Due to the extensive amount of information on l20n, I will be splitting up the information according to audience. Part one and two will cover information useful to localizers (one will be description, two will include applicable examples) and part three and four will cover information useful to coders and L10n tool authors.
Over the last few years localizers have become gradually familiar with the l20n project. It been described as a way to improve a localizer’s ability to localize software into their native language (in this case, mozilla applications specifically) without limiting their langauge’s expressiveness or robustness due to limitations within the programming language used to develop the software. Although the project has been in open development for years, localizers tend to know or understand little of what l20n will bring to the table. As the project gradually approaches it’s first major release, the time has come to describe what l20n means for localizers, coders, and L10n tool authors.
What is l20n?
L20n is a localization framework (which is partly comprised of a pseudo-programming language) meant to transfer the ability to localize software using the fullness of any language from the developer to the localizer. L20n empowers localizers to be more independent of source language developers and have more control and flexibility in localizing software according to their native language’s demands.
More control and flexibility for localizers
One of the primary challenges localizers face is that they have to rely on an application’s programmed logic to appropriately process strings in their native language. Localizers have almost no control over how an application will handle their language’s plural, singular, and gender syntax, not to mention the challenges presented when an application concatenates strings (combination of variables containing strings) with only the source language in mind.
Currently the responsibility for resolving these challenges falls on the shoulders of the developers. While coding, they must incorporate internationalization and localizable coding practices into their applications that account for these challenges. Unfortunately, this presents a larger-than-life expectation for coders: not every coder can understand the syntactical intricacies of every single language. In addition, developer toolkits don’t always contain pre-localized materials to help them internationalize. Should a localizer encounter a L10n bug, they cannot fix it themselves without understanding how to code, and even then they risk creating bugs in the application itself. How many of you have found yourself in that same situation? This is because an application’s programming logic and its localization logic are organically connected. Enter l20n.

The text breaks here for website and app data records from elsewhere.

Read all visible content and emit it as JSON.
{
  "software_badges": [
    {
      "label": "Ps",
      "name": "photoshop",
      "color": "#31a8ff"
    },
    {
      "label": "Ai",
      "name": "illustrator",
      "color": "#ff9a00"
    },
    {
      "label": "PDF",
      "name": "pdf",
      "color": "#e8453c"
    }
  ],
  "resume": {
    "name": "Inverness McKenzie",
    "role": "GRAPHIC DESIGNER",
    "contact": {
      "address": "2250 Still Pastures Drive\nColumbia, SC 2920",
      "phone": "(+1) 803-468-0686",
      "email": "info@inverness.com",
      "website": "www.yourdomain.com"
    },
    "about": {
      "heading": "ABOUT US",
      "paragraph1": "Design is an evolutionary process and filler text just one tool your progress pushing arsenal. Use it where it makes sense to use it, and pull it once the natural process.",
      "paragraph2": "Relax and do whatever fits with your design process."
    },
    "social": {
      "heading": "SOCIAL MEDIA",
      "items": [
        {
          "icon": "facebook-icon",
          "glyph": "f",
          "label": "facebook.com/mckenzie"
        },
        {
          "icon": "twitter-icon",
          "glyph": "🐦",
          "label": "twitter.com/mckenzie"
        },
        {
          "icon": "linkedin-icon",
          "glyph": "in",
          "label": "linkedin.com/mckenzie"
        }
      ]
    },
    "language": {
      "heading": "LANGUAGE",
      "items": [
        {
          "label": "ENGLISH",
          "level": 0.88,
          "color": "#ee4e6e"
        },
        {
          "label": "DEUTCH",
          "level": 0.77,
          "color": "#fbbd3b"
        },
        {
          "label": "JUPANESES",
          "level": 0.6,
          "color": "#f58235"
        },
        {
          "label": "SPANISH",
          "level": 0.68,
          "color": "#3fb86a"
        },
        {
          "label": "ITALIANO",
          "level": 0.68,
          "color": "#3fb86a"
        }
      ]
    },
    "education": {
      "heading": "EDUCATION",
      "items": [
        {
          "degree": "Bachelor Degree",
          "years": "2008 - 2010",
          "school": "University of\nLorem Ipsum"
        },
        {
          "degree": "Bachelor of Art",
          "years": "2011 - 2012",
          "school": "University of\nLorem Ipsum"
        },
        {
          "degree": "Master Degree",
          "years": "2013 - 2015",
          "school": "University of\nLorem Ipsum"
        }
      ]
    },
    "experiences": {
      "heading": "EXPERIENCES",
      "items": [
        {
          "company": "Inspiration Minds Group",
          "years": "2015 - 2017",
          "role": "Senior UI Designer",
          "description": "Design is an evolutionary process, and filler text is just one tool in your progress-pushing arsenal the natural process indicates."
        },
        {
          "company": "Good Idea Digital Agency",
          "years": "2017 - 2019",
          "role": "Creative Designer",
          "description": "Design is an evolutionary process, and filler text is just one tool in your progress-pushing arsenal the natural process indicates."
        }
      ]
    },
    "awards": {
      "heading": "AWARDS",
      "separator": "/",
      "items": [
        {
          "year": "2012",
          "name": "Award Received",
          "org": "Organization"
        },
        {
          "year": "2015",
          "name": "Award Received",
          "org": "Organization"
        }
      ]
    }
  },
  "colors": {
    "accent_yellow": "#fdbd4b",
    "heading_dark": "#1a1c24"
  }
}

L20n seeks to separate these two logic sets, allowing localizers to have more control over how their language appears and operates within the application’s programming logic. Localizers will be able to establish their own contextual plural and gender-specific forms within specific strings (or even chain multiple plural forms within a single string) without causing disruptions within the application. Establishing context also changes the way that strings are concatenated within the application.
Localizing with ease
Sound complicated? It actually isn’t. To quote Staś Małolepszy, one of the L10n drivers working on the project, “In its simplest form, l20n is very basic and easy to use. People really shouldn’t be scared about using it in their projects.” According to the current plan, implementing l20n into a project should still allow localizers with limited to no technical background to localize mozilla applications through the L10n tools they’re familiar with. If anything, localizing will be simplified because of the added ability to identify and add context to source strings.
As with any tool, however, localizers interested in using the full range of functionality from l20n will need to become familiar with how it is implemented and its unique syntax.
L20n is currently still in open development, but the team is hoping to use the Gaia project as the flagship release for l20n implementation.
While it is still in development, you have the chance to provide the l20n team with valuable feedback. You can find more detailed information about l20n in the resources list below. If you have concerns, ideas, contributions, or need further explanation, please don’t hesitate to contact Staś or Gandalf via the #l20n IRC channel or the l20n Google group.
In the next installment on l20n, I’ll outline some use case examples of how l20n will streamline L10n for localizers.